Title

Midline anterior repair alone vs anterior repair plus vaginal paravaginal repair: a comparison of anatomic and quality of life outcomes

UMMS Affiliation

Department of Obstetrics and Gynecology; Information Services, Academic Computing Services; Department of Cell Biology

Date

7-11-2006

Document Type

Article

Subjects

Aged; Female; Gynecologic Surgical Procedures; Humans; Middle Aged; Parity; Pregnancy; *Quality of Life; Recurrence; Retrospective Studies; Treatment Outcome; Uterine Prolapse; Vagina

Disciplines

Life Sciences | Medicine and Health Sciences | Obstetrics and Gynecology

Abstract
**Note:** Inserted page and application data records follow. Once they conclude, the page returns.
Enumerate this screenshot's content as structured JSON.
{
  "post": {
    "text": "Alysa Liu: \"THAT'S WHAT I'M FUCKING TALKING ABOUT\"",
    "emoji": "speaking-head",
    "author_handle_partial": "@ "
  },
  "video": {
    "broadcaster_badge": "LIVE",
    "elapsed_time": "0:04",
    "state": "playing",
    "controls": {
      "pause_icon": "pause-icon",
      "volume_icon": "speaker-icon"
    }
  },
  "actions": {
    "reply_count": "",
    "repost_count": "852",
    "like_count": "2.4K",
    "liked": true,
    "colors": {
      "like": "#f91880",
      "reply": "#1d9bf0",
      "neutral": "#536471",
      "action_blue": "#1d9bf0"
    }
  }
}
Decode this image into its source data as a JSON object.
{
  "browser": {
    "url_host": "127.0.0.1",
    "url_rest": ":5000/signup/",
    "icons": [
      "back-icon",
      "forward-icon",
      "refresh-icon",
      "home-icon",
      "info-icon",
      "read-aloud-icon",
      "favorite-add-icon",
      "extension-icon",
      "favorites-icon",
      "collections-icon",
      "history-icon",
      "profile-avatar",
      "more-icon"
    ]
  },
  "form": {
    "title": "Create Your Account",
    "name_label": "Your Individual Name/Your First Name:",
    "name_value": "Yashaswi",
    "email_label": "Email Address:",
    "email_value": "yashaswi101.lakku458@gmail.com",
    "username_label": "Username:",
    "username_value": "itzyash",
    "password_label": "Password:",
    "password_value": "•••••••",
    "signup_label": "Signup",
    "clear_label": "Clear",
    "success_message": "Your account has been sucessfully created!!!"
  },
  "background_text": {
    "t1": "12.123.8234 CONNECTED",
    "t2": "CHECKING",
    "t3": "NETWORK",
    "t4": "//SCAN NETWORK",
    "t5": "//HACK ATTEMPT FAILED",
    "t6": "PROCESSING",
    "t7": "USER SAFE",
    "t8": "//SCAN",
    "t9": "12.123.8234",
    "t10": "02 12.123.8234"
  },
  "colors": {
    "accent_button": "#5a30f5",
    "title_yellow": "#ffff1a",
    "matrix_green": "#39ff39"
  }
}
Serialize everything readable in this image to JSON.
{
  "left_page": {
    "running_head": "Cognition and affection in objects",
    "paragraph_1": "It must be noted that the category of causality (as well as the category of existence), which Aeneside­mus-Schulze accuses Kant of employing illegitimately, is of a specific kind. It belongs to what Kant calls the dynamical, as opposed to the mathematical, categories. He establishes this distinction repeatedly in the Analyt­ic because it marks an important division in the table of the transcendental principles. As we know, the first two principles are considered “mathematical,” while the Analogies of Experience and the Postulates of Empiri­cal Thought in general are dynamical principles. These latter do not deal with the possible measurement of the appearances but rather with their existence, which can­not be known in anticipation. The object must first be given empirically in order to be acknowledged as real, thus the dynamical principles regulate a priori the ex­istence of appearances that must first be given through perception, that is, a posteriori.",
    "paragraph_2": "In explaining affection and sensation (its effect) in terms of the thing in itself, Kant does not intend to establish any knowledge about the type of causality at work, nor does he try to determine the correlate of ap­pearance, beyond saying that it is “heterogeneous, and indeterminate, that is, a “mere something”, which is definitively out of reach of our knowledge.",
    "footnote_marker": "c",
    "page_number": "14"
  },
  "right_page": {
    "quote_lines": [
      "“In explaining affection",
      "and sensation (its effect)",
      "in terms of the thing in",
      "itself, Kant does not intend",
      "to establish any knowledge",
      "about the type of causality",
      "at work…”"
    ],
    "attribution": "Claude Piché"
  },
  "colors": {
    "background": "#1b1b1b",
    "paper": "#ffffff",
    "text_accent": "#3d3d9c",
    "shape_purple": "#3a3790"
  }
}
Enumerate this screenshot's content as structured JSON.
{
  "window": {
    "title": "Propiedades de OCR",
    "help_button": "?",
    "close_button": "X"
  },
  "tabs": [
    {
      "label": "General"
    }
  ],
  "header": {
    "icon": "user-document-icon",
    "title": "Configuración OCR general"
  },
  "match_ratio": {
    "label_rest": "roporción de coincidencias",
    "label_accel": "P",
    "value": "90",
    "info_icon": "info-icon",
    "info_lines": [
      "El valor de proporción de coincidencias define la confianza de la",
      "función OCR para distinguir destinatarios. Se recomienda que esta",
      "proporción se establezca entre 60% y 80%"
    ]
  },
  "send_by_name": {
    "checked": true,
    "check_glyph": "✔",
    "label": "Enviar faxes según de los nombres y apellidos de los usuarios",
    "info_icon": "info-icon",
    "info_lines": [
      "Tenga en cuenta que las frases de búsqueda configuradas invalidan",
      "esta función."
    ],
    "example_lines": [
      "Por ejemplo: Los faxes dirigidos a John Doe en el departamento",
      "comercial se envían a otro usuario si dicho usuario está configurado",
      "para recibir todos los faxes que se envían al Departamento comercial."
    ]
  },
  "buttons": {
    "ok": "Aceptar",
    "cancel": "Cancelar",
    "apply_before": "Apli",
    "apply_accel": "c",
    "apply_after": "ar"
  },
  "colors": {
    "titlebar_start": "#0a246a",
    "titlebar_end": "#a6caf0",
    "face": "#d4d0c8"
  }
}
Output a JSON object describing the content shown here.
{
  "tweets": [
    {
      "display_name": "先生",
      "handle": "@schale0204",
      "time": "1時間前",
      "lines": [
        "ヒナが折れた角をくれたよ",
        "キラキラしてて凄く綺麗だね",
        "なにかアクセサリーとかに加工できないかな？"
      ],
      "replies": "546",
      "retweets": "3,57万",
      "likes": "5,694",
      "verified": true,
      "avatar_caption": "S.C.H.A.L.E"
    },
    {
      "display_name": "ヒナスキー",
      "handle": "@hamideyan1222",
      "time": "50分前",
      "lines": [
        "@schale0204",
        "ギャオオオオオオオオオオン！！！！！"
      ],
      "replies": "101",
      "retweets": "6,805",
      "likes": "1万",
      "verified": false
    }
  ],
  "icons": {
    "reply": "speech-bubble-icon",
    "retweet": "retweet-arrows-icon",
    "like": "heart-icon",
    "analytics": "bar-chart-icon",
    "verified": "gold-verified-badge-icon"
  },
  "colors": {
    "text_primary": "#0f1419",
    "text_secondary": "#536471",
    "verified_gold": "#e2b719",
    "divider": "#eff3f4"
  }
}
Our aim was to study the anatomic recurrence rates and quality of life outcomes of patients who had undergone either anterior colporrhaphy (AC) or anterior colporrhaphy and vaginal paravaginal repair (AC + VPVR) as part of surgery for pelvic organ prolapse. Chart reviews were used to identify anatomic prolapse recurrence. Phone interviews assessed quality of life outcomes [Urogenital Distress Inventory (UDI) and the Incontinence Impact Questionnaire (IIQ)] outcomes. There was a trend towards longer time to anatomic recurrence (any compartment > or =grade 2) in the AC group compared with the AC + VPVR group (median 24 vs 13 months, p=0.069). If only patients who had undergone previous surgery were compared, time to anatomic recurrence appeared significantly longer in the AC group (median 41 vs 12 months, p=0.022). There were 55% of women in the AC group and 46% of women in the AC + VPVR group who reported significant bladder or bulge symptoms based on responses to the phone-administered UDI and IIQ (p=0.89). Our retrospective study did not suggest that adding VPVR was superior in terms of anatomic or quality of life outcomes. Prospective assessment of the role of VPVR in the treatment of pelvic organ prolapse is needed.

Rights and Permissions

Citation: Int Urogynecol J Pelvic Floor Dysfunct. 2007 Mar;18(3):245-9. Epub 2006 Jul 6. Link to article on publisher's site

Related Resources

Link to Article in PubMed

PubMed ID

16823542